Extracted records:
↓↓↓
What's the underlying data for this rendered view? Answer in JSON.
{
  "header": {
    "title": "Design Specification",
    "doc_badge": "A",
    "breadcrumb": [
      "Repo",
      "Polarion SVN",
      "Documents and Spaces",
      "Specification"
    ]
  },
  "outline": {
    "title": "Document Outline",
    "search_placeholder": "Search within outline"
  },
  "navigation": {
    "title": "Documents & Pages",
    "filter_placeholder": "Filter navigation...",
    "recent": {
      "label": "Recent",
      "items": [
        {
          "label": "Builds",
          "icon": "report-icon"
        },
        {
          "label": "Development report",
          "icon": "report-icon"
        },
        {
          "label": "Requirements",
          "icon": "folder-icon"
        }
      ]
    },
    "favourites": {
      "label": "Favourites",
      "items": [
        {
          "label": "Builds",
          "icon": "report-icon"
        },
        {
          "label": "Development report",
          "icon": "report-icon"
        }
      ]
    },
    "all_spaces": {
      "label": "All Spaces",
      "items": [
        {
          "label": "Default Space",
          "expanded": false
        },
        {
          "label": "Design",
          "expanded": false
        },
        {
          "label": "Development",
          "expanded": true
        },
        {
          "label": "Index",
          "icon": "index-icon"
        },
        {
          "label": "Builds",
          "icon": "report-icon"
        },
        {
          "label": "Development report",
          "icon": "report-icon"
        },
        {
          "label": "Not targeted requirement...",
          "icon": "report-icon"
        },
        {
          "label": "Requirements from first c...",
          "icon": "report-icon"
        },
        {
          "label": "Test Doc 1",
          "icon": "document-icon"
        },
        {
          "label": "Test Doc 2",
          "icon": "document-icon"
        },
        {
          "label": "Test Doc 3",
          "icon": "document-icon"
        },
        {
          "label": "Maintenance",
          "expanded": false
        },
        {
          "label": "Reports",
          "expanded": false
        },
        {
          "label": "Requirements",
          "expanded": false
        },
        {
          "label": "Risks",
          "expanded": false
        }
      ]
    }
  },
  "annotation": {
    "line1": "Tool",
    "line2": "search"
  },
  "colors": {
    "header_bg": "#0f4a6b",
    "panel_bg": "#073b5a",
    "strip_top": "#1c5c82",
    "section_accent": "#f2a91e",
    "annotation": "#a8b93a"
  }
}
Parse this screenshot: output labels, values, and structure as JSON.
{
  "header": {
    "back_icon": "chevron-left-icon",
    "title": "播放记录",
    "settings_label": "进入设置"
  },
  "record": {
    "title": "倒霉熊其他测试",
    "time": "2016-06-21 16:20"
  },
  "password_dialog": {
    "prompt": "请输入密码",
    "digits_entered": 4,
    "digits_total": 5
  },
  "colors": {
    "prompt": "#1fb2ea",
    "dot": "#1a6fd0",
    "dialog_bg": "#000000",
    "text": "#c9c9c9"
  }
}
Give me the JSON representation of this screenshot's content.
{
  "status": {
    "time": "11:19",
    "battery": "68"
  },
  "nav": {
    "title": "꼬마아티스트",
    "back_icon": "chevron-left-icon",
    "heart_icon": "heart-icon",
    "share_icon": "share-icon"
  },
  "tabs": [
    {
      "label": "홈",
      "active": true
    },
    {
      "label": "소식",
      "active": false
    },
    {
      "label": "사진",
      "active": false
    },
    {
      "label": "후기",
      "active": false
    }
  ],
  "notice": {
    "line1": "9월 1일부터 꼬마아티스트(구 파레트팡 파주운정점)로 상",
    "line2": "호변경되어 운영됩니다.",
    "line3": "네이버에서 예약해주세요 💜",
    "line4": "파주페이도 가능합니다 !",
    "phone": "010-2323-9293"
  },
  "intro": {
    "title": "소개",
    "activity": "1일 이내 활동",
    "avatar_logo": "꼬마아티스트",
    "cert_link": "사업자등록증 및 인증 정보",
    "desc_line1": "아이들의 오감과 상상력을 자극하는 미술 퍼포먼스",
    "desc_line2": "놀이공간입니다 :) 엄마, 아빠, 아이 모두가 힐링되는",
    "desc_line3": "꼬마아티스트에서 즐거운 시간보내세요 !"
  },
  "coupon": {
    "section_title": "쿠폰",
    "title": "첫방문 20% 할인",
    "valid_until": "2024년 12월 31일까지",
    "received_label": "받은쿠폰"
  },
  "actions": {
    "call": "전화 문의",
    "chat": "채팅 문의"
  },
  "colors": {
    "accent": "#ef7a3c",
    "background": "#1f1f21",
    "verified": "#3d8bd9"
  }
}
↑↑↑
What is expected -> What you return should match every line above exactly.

Exercise solution ->
What's the underlying data for this rendered view? Answer in JSON.
{
  "header": {
    "title": "Design Specification",
    "doc_badge": "A",
    "breadcrumb": [
      "Repo",
      "Polarion SVN",
      "Documents and Spaces",
      "Specification"
    ]
  },
  "outline": {
    "title": "Document Outline",
    "search_placeholder": "Search within outline"
  },
  "navigation": {
    "title": "Documents & Pages",
    "filter_placeholder": "Filter navigation...",
    "recent": {
      "label": "Recent",
      "items": [
        {
          "label": "Builds",
          "icon": "report-icon"
        },
        {
          "label": "Development report",
          "icon": "report-icon"
        },
        {
          "label": "Requirements",
          "icon": "folder-icon"
        }
      ]
    },
    "favourites": {
      "label": "Favourites",
      "items": [
        {
          "label": "Builds",
          "icon": "report-icon"
        },
        {
          "label": "Development report",
          "icon": "report-icon"
        }
      ]
    },
    "all_spaces": {
      "label": "All Spaces",
      "items": [
        {
          "label": "Default Space",
          "expanded": false
        },
        {
          "label": "Design",
          "expanded": false
        },
        {
          "label": "Development",
          "expanded": true
        },
        {
          "label": "Index",
          "icon": "index-icon"
        },
        {
          "label": "Builds",
          "icon": "report-icon"
        },
        {
          "label": "Development report",
          "icon": "report-icon"
        },
        {
          "label": "Not targeted requirement...",
          "icon": "report-icon"
        },
        {
          "label": "Requirements from first c...",
          "icon": "report-icon"
        },
        {
          "label": "Test Doc 1",
          "icon": "document-icon"
        },
        {
          "label": "Test Doc 2",
          "icon": "document-icon"
        },
        {
          "label": "Test Doc 3",
          "icon": "document-icon"
        },
        {
          "label": "Maintenance",
          "expanded": false
        },
        {
          "label": "Reports",
          "expanded": false
        },
        {
          "label": "Requirements",
          "expanded": false
        },
        {
          "label": "Risks",
          "expanded": false
        }
      ]
    }
  },
  "annotation": {
    "line1": "Tool",
    "line2": "search"
  },
  "colors": {
    "header_bg": "#0f4a6b",
    "panel_bg": "#073b5a",
    "strip_top": "#1c5c82",
    "section_accent": "#f2a91e",
    "annotation": "#a8b93a"
  }
}
Parse this screenshot: output labels, values, and structure as JSON.
{
  "header": {
    "back_icon": "chevron-left-icon",
    "title": "播放记录",
    "settings_label": "进入设置"
  },
  "record": {
    "title": "倒霉熊其他测试",
    "time": "2016-06-21 16:20"
  },
  "password_dialog": {
    "prompt": "请输入密码",
    "digits_entered": 4,
    "digits_total": 5
  },
  "colors": {
    "prompt": "#1fb2ea",
    "dot": "#1a6fd0",
    "dialog_bg": "#000000",
    "text": "#c9c9c9"
  }
}
Give me the JSON representation of this screenshot's content.
{
  "status": {
    "time": "11:19",
    "battery": "68"
  },
  "nav": {
    "title": "꼬마아티스트",
    "back_icon": "chevron-left-icon",
    "heart_icon": "heart-icon",
    "share_icon": "share-icon"
  },
  "tabs": [
    {
      "label": "홈",
      "active": true
    },
    {
      "label": "소식",
      "active": false
    },
    {
      "label": "사진",
      "active": false
    },
    {
      "label": "후기",
      "active": false
    }
  ],
  "notice": {
    "line1": "9월 1일부터 꼬마아티스트(구 파레트팡 파주운정점)로 상",
    "line2": "호변경되어 운영됩니다.",
    "line3": "네이버에서 예약해주세요 💜",
    "line4": "파주페이도 가능합니다 !",
    "phone": "010-2323-9293"
  },
  "intro": {
    "title": "소개",
    "activity": "1일 이내 활동",
    "avatar_logo": "꼬마아티스트",
    "cert_link": "사업자등록증 및 인증 정보",
    "desc_line1": "아이들의 오감과 상상력을 자극하는 미술 퍼포먼스",
    "desc_line2": "놀이공간입니다 :) 엄마, 아빠, 아이 모두가 힐링되는",
    "desc_line3": "꼬마아티스트에서 즐거운 시간보내세요 !"
  },
  "coupon": {
    "section_title": "쿠폰",
    "title": "첫방문 20% 할인",
    "valid_until": "2024년 12월 31일까지",
    "received_label": "받은쿠폰"
  },
  "actions": {
    "call": "전화 문의",
    "chat": "채팅 문의"
  },
  "colors": {
    "accent": "#ef7a3c",
    "background": "#1f1f21",
    "verified": "#3d8bd9"
  }
}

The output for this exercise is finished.